(Stored items from a collection)

┏━━

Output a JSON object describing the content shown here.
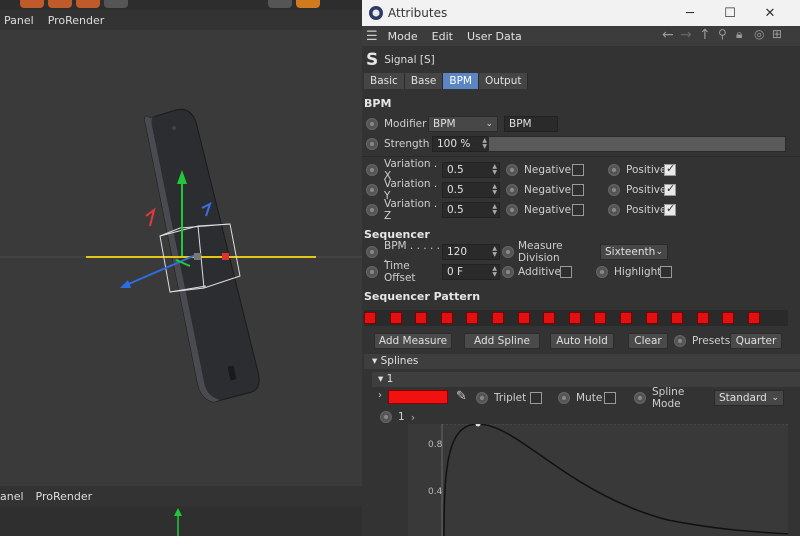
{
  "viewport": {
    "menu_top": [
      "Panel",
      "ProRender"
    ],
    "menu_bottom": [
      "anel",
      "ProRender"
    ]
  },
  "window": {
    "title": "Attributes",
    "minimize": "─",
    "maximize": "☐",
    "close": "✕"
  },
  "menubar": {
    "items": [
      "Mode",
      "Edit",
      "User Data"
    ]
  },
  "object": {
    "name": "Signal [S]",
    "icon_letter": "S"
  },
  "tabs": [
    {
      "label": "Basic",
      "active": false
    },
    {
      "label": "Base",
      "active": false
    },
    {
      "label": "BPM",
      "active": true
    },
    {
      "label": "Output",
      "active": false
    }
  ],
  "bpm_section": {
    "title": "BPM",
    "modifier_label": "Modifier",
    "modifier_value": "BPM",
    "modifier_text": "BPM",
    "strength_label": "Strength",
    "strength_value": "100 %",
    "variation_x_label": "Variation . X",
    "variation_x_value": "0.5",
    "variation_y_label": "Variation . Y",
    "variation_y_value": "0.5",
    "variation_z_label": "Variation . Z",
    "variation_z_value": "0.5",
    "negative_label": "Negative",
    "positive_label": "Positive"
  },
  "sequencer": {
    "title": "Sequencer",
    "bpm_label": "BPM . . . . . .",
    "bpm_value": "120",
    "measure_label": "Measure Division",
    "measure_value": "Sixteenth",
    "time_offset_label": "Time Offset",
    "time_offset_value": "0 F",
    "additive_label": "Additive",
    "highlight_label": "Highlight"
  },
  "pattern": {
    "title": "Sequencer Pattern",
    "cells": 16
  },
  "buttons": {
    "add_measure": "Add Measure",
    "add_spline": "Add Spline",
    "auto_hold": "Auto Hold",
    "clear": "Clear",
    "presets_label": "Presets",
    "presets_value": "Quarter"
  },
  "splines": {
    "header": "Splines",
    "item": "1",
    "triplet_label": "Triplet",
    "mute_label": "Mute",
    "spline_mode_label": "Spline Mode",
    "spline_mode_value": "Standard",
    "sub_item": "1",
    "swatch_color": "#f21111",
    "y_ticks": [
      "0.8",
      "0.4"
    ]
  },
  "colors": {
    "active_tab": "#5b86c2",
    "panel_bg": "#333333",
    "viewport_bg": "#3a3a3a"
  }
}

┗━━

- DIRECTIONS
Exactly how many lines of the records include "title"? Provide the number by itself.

- RESPONSE TO THIS EXERCISE
4